→ TO DO
Check every line of the data below for "slot". Copy each one that has it.

=== DATASET ENTRIES ===

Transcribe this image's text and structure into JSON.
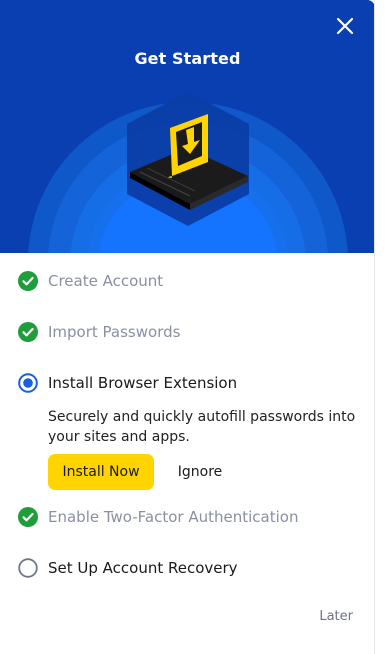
{
  "header": {
    "title": "Get Started",
    "close_icon": "close-icon"
  },
  "steps": [
    {
      "label": "Create Account",
      "status": "done",
      "icon": "check-circle-icon"
    },
    {
      "label": "Import Passwords",
      "status": "done",
      "icon": "check-circle-icon"
    },
    {
      "label": "Install Browser Extension",
      "status": "active",
      "icon": "radio-selected-icon"
    },
    {
      "label": "Enable Two-Factor Authentication",
      "status": "done",
      "icon": "check-circle-icon"
    },
    {
      "label": "Set Up Account Recovery",
      "status": "todo",
      "icon": "radio-empty-icon"
    }
  ],
  "active_step": {
    "description": "Securely and quickly autofill passwords into your sites and apps.",
    "install_label": "Install Now",
    "ignore_label": "Ignore"
  },
  "footer": {
    "later_label": "Later"
  },
  "colors": {
    "hero_bg": "#0a3fb2",
    "accent_yellow": "#ffd400",
    "check_green": "#1f9d3a",
    "radio_blue": "#1a5fe0",
    "done_text": "#8a8fa3"
  }
}
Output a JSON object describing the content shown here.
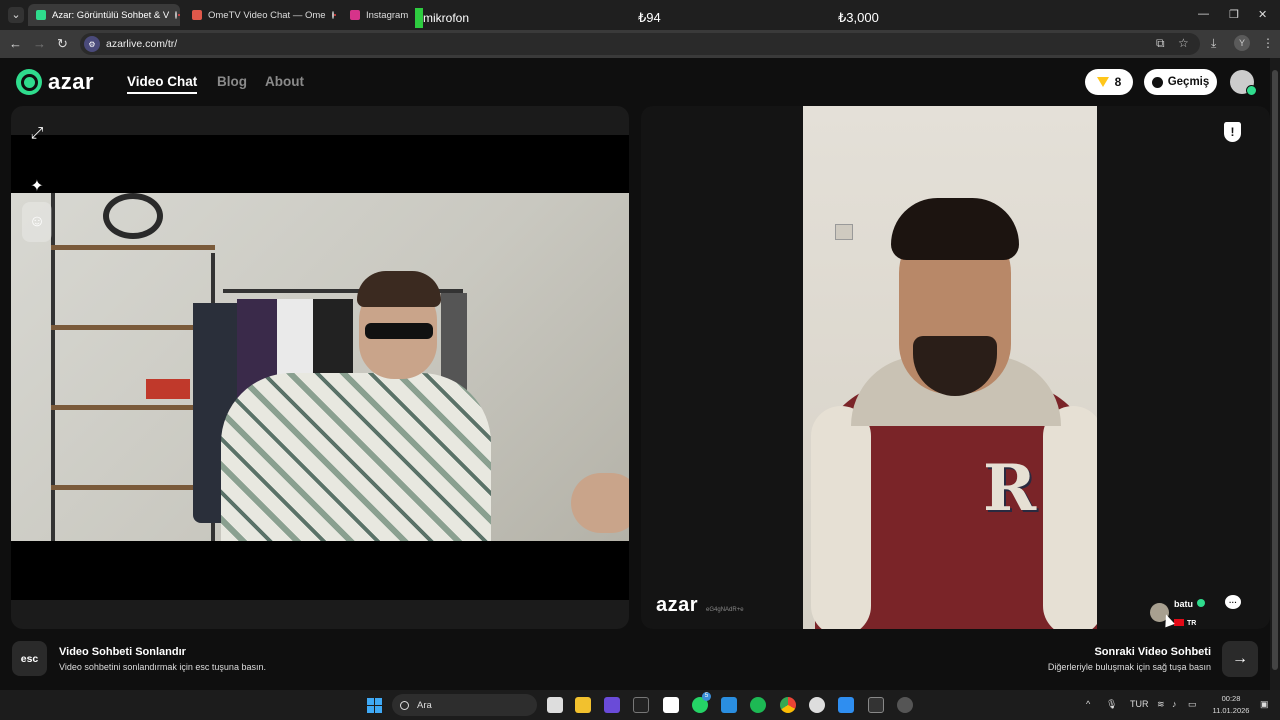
{
  "browser": {
    "tabs": [
      {
        "title": "Azar: Görüntülü Sohbet & V",
        "active": true,
        "favicon_color": "#2fdc8d"
      },
      {
        "title": "OmeTV Video Chat — Ome",
        "active": false,
        "favicon_color": "#e0584a"
      },
      {
        "title": "Instagram",
        "active": false,
        "favicon_color": "#d6338a"
      }
    ],
    "close_glyph": "✕",
    "overlay_mic": "mikrofon",
    "overlay_amount_1": "₺94",
    "overlay_amount_2": "₺3,000",
    "url": "azarlive.com/tr/",
    "profile_letter": "Y"
  },
  "app": {
    "logo": "azar",
    "nav": [
      {
        "label": "Video Chat",
        "active": true
      },
      {
        "label": "Blog",
        "active": false
      },
      {
        "label": "About",
        "active": false
      }
    ],
    "gems": "8",
    "history_label": "Geçmiş"
  },
  "remote": {
    "watermark_logo": "azar",
    "watermark_id": "eG4gNAdR+e",
    "partner_name": "batu",
    "partner_country": "TR",
    "jacket_letter": "R"
  },
  "footer": {
    "esc_key": "esc",
    "end_title": "Video Sohbeti Sonlandır",
    "end_sub": "Video sohbetini sonlandırmak için esc tuşuna basın.",
    "next_title": "Sonraki Video Sohbeti",
    "next_sub": "Diğerleriyle buluşmak için sağ tuşa basın",
    "next_arrow": "→"
  },
  "taskbar": {
    "search_placeholder": "Ara",
    "language": "TUR",
    "time": "00:28",
    "date": "11.01.2026",
    "whatsapp_badge": "5"
  },
  "colors": {
    "accent_green": "#2fdc8d",
    "gem_yellow": "#ffc61a",
    "jacket_maroon": "#7a2428"
  }
}
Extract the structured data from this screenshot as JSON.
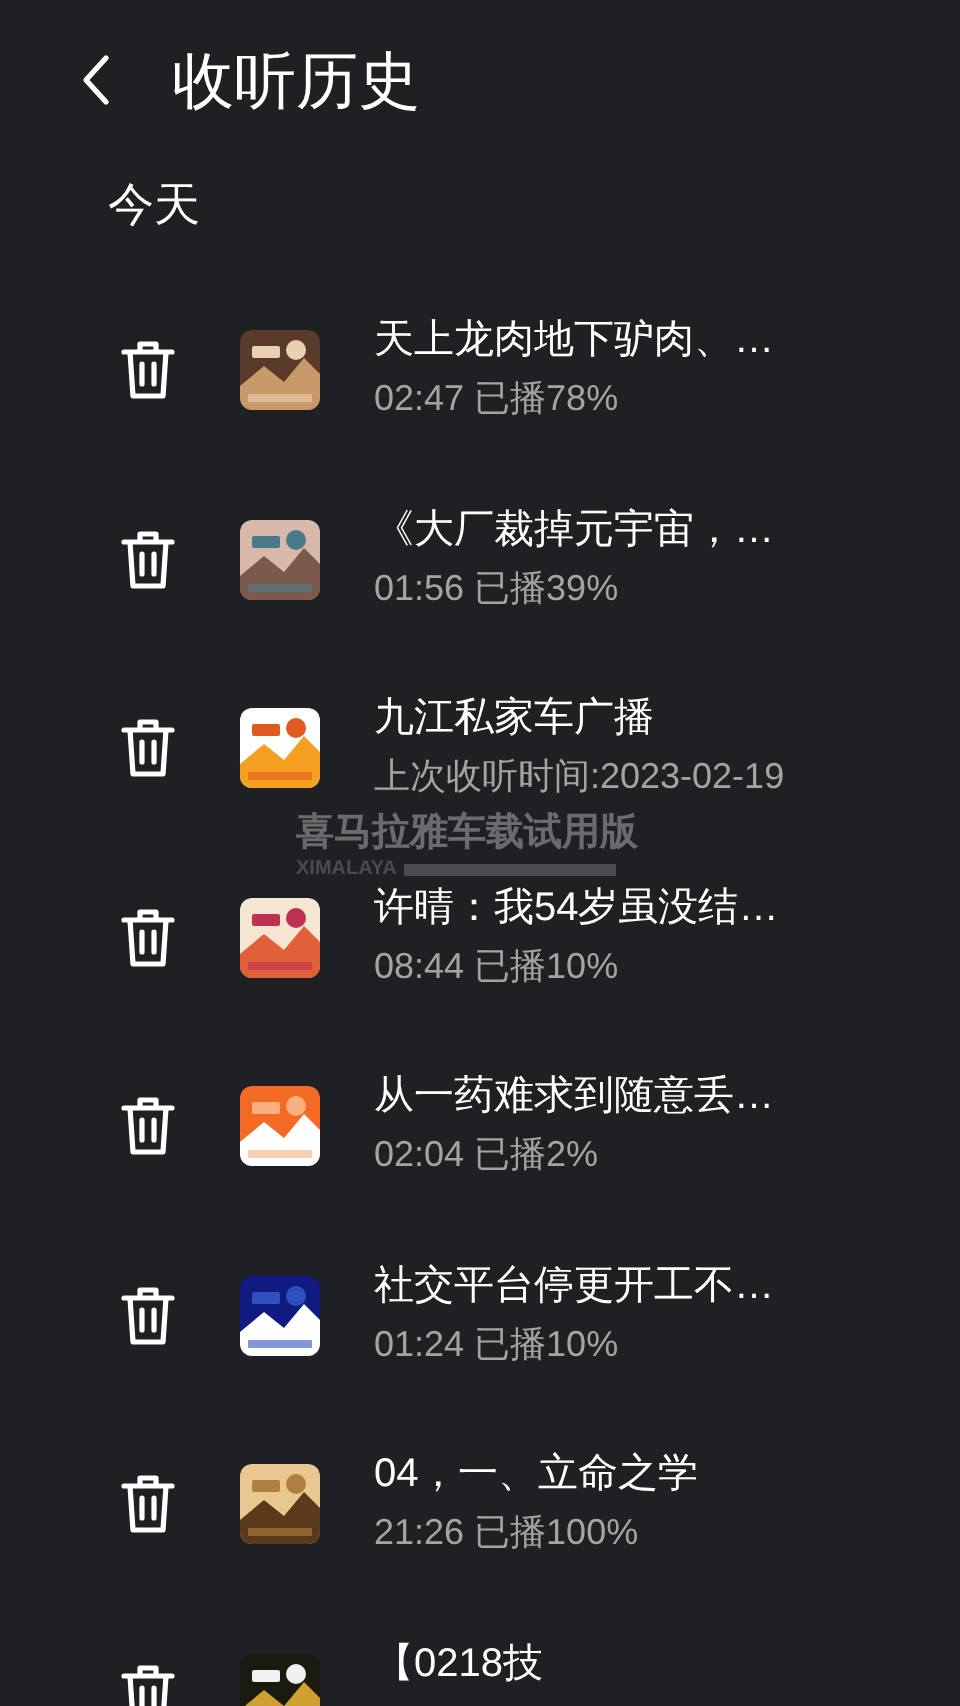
{
  "header": {
    "title": "收听历史"
  },
  "section": {
    "title": "今天"
  },
  "items": [
    {
      "title": "天上龙肉地下驴肉、…",
      "subtitle": "02:47 已播78%"
    },
    {
      "title": "《大厂裁掉元宇宙，…",
      "subtitle": "01:56 已播39%"
    },
    {
      "title": "九江私家车广播",
      "subtitle": "上次收听时间:2023-02-19"
    },
    {
      "title": "许晴：我54岁虽没结…",
      "subtitle": "08:44 已播10%"
    },
    {
      "title": "从一药难求到随意丢…",
      "subtitle": "02:04 已播2%"
    },
    {
      "title": "社交平台停更开工不…",
      "subtitle": "01:24 已播10%"
    },
    {
      "title": "04，一、立命之学",
      "subtitle": "21:26 已播100%"
    },
    {
      "title": "【0218技"
    }
  ],
  "trial_watermark": {
    "title": "喜马拉雅车载试用版",
    "brand": "XIMALAYA"
  }
}
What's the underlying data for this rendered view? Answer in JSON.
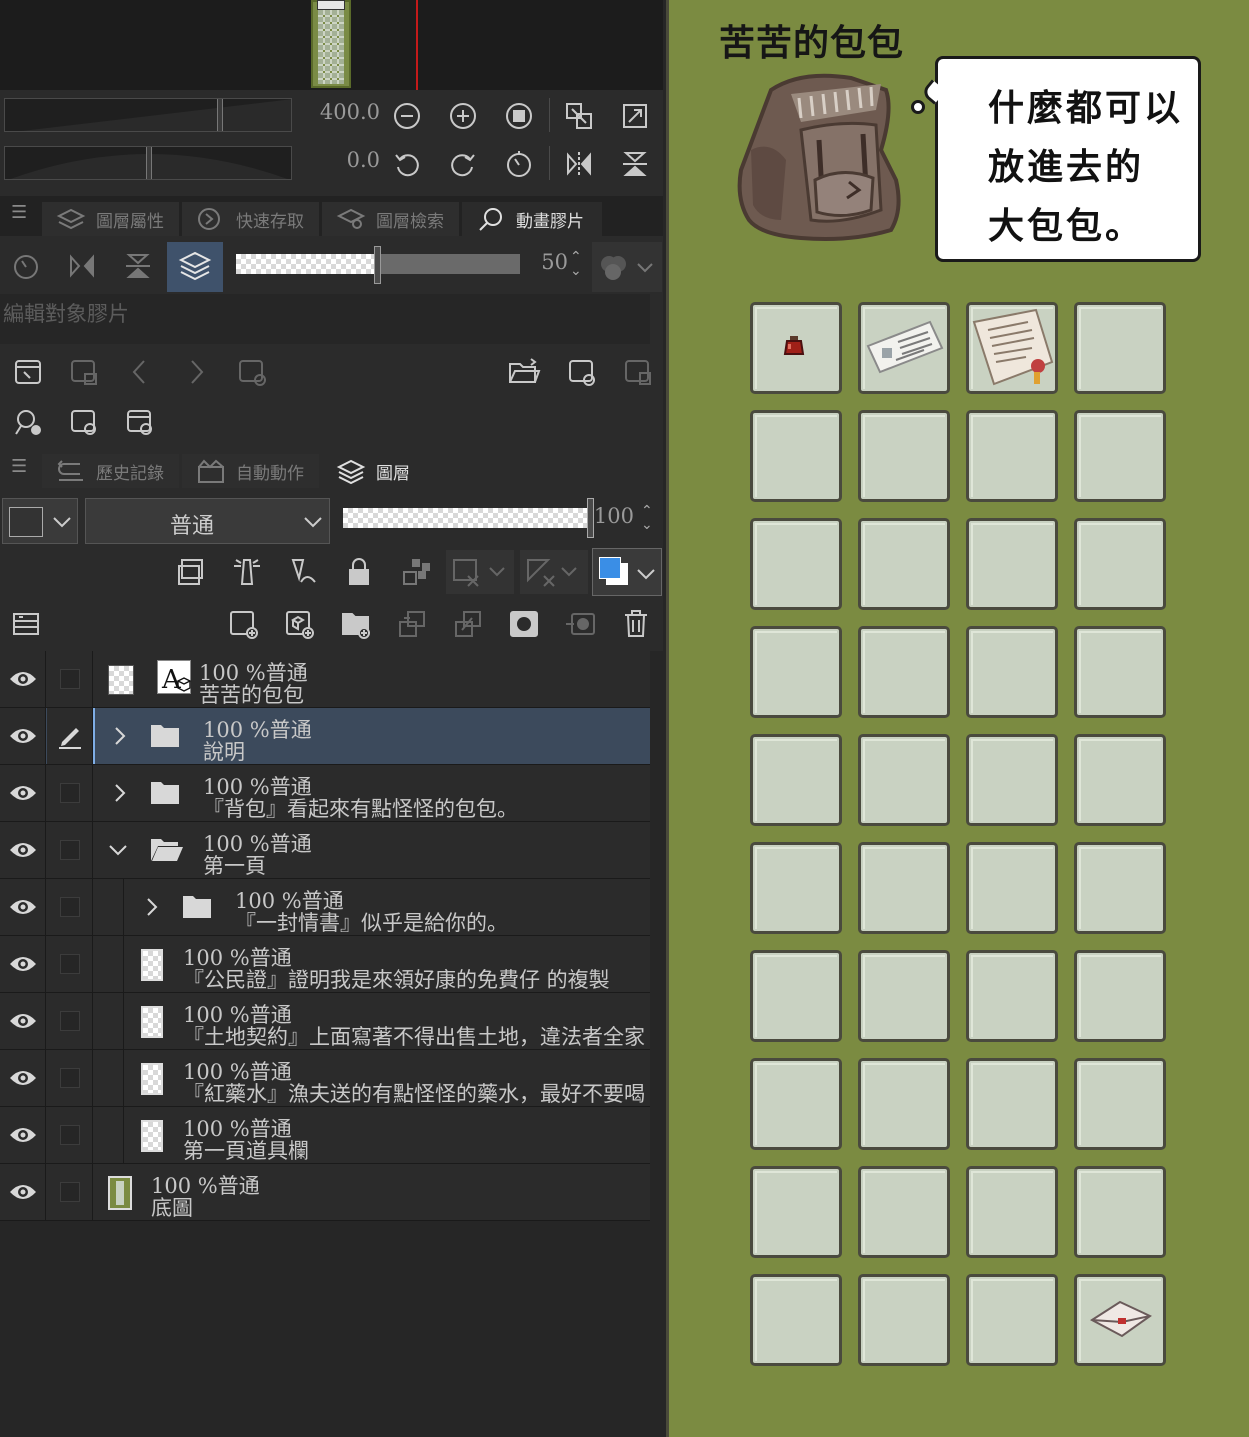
{
  "navigator": {
    "zoom_value": "400.0",
    "rotation_value": "0.0"
  },
  "panel_tabs_top": {
    "items": [
      {
        "label": "圖層屬性",
        "icon": "layer-property-icon"
      },
      {
        "label": "快速存取",
        "icon": "quick-access-icon"
      },
      {
        "label": "圖層檢索",
        "icon": "layer-search-icon"
      },
      {
        "label": "動畫膠片",
        "icon": "animation-cel-icon"
      }
    ]
  },
  "animation": {
    "opacity_value": "50",
    "target_placeholder": "編輯對象膠片"
  },
  "panel_tabs_bottom": {
    "items": [
      {
        "label": "歷史記錄",
        "icon": "history-icon"
      },
      {
        "label": "自動動作",
        "icon": "auto-action-icon"
      },
      {
        "label": "圖層",
        "icon": "layer-icon"
      }
    ]
  },
  "layer_panel": {
    "blend_mode": "普通",
    "opacity_value": "100"
  },
  "layers": [
    {
      "meta": "100 %普通",
      "name": "苦苦的包包",
      "kind": "text"
    },
    {
      "meta": "100 %普通",
      "name": "說明",
      "kind": "folder",
      "expanded": false,
      "selected": true
    },
    {
      "meta": "100 %普通",
      "name": "『背包』看起來有點怪怪的包包。",
      "kind": "folder",
      "expanded": false
    },
    {
      "meta": "100 %普通",
      "name": "第一頁",
      "kind": "folder",
      "expanded": true
    },
    {
      "meta": "100 %普通",
      "name": "『一封情書』似乎是給你的。",
      "kind": "folder",
      "expanded": false
    },
    {
      "meta": "100 %普通",
      "name": "『公民證』證明我是來領好康的免費仔 的複製",
      "kind": "raster"
    },
    {
      "meta": "100 %普通",
      "name": "『土地契約』上面寫著不得出售土地，違法者全家爛ㄐㄐ",
      "kind": "raster"
    },
    {
      "meta": "100 %普通",
      "name": "『紅藥水』漁夫送的有點怪怪的藥水，最好不要喝。",
      "kind": "raster"
    },
    {
      "meta": "100 %普通",
      "name": "第一頁道具欄",
      "kind": "raster"
    },
    {
      "meta": "100 %普通",
      "name": "底圖",
      "kind": "raster"
    }
  ],
  "canvas": {
    "title": "苦苦的包包",
    "bubble_text": "什麼都可以\n放進去的\n大包包。",
    "colors": {
      "background": "#7b8b41",
      "slot": "#c9d2c2"
    },
    "grid": {
      "columns": 4,
      "rows": 10
    },
    "items": [
      {
        "slot": 0,
        "icon": "red-potion-icon"
      },
      {
        "slot": 1,
        "icon": "citizen-card-icon"
      },
      {
        "slot": 2,
        "icon": "land-contract-scroll-icon"
      },
      {
        "slot": 39,
        "icon": "love-letter-icon"
      }
    ]
  }
}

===

→ ANSWER TO THIS TASK
      "slot": "#c9d2c2"
        "slot": 0,
        "slot": 1,
        "slot": 2,
        "slot": 39,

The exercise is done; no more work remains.